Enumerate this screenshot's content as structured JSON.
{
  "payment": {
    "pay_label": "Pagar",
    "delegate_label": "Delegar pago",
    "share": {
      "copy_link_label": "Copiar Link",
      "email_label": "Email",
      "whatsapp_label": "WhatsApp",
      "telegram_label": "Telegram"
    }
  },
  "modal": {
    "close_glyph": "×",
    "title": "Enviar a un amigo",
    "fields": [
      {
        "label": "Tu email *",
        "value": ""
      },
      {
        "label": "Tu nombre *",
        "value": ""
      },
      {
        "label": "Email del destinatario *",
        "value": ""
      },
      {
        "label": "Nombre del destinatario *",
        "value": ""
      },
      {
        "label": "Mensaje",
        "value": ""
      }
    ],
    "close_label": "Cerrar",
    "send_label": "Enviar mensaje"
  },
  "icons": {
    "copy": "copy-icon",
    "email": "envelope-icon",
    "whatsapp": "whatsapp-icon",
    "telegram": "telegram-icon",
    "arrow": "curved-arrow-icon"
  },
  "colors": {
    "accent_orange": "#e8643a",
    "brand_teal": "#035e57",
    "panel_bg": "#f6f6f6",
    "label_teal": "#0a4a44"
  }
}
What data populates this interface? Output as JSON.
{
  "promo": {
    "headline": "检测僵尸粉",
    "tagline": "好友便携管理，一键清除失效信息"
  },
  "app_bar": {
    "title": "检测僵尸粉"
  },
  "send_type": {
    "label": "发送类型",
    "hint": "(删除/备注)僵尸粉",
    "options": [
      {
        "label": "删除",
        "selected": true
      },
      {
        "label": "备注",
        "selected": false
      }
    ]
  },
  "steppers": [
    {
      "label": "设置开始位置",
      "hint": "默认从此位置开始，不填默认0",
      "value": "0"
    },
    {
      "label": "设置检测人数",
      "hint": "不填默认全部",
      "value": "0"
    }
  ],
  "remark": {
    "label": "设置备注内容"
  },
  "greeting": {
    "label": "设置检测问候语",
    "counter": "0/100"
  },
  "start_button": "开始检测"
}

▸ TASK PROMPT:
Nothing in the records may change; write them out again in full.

▸ RESULT:
Enumerate this screenshot's content as structured JSON.
{
  "payment": {
    "pay_label": "Pagar",
    "delegate_label": "Delegar pago",
    "share": {
      "copy_link_label": "Copiar Link",
      "email_label": "Email",
      "whatsapp_label": "WhatsApp",
      "telegram_label": "Telegram"
    }
  },
  "modal": {
    "close_glyph": "×",
    "title": "Enviar a un amigo",
    "fields": [
      {
        "label": "Tu email *",
        "value": ""
      },
      {
        "label": "Tu nombre *",
        "value": ""
      },
      {
        "label": "Email del destinatario *",
        "value": ""
      },
      {
        "label": "Nombre del destinatario *",
        "value": ""
      },
      {
        "label": "Mensaje",
        "value": ""
      }
    ],
    "close_label": "Cerrar",
    "send_label": "Enviar mensaje"
  },
  "icons": {
    "copy": "copy-icon",
    "email": "envelope-icon",
    "whatsapp": "whatsapp-icon",
    "telegram": "telegram-icon",
    "arrow": "curved-arrow-icon"
  },
  "colors": {
    "accent_orange": "#e8643a",
    "brand_teal": "#035e57",
    "panel_bg": "#f6f6f6",
    "label_teal": "#0a4a44"
  }
}
What data populates this interface? Output as JSON.
{
  "promo": {
    "headline": "检测僵尸粉",
    "tagline": "好友便携管理，一键清除失效信息"
  },
  "app_bar": {
    "title": "检测僵尸粉"
  },
  "send_type": {
    "label": "发送类型",
    "hint": "(删除/备注)僵尸粉",
    "options": [
      {
        "label": "删除",
        "selected": true
      },
      {
        "label": "备注",
        "selected": false
      }
    ]
  },
  "steppers": [
    {
      "label": "设置开始位置",
      "hint": "默认从此位置开始，不填默认0",
      "value": "0"
    },
    {
      "label": "设置检测人数",
      "hint": "不填默认全部",
      "value": "0"
    }
  ],
  "remark": {
    "label": "设置备注内容"
  },
  "greeting": {
    "label": "设置检测问候语",
    "counter": "0/100"
  },
  "start_button": "开始检测"
}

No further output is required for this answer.